**Your goal**
Pictures must not appear in the copy. Set down exactly the line with "Transcribe this image's" and each line after it through the end of the data below.

**Data to examine**
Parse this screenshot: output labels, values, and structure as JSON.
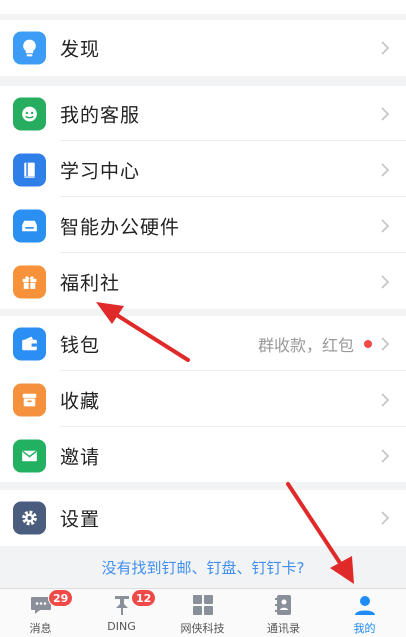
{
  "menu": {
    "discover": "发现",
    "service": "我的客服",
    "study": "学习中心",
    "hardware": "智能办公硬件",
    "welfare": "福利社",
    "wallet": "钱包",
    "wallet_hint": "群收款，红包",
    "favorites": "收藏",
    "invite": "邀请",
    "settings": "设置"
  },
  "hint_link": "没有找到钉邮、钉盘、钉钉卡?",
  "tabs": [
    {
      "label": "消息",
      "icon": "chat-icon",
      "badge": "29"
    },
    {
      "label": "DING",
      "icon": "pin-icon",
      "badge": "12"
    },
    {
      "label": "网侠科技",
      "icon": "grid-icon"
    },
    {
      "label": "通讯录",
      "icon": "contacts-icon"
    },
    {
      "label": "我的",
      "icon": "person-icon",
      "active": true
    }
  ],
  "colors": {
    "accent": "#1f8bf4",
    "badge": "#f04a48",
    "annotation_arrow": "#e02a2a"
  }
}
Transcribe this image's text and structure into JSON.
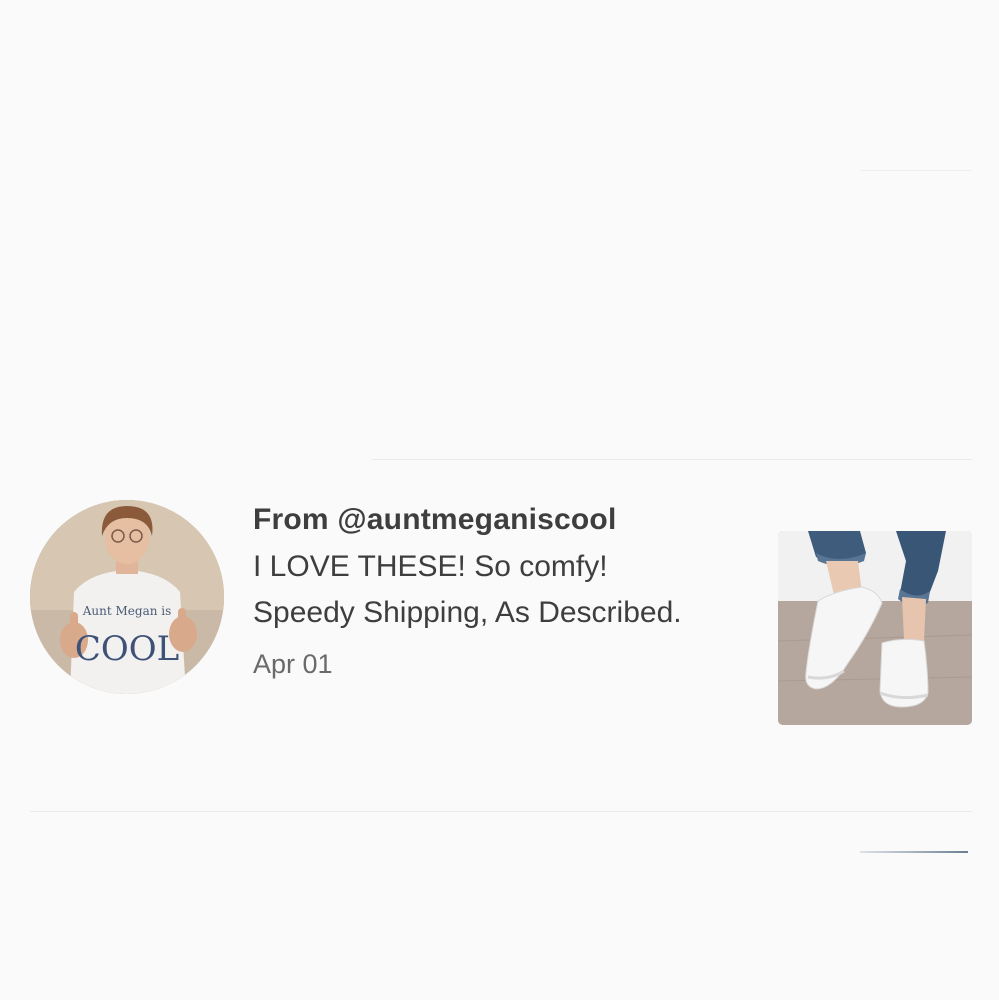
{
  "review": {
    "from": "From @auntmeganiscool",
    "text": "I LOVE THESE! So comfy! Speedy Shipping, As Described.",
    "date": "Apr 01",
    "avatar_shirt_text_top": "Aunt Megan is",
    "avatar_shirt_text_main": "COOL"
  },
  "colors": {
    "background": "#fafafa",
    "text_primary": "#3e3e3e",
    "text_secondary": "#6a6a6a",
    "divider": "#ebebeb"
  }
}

**Solution**
Transcribe this image's text and structure into JSON.
{
  "review": {
    "from": "From @auntmeganiscool",
    "text": "I LOVE THESE! So comfy! Speedy Shipping, As Described.",
    "date": "Apr 01",
    "avatar_shirt_text_top": "Aunt Megan is",
    "avatar_shirt_text_main": "COOL"
  },
  "colors": {
    "background": "#fafafa",
    "text_primary": "#3e3e3e",
    "text_secondary": "#6a6a6a",
    "divider": "#ebebeb"
  }
}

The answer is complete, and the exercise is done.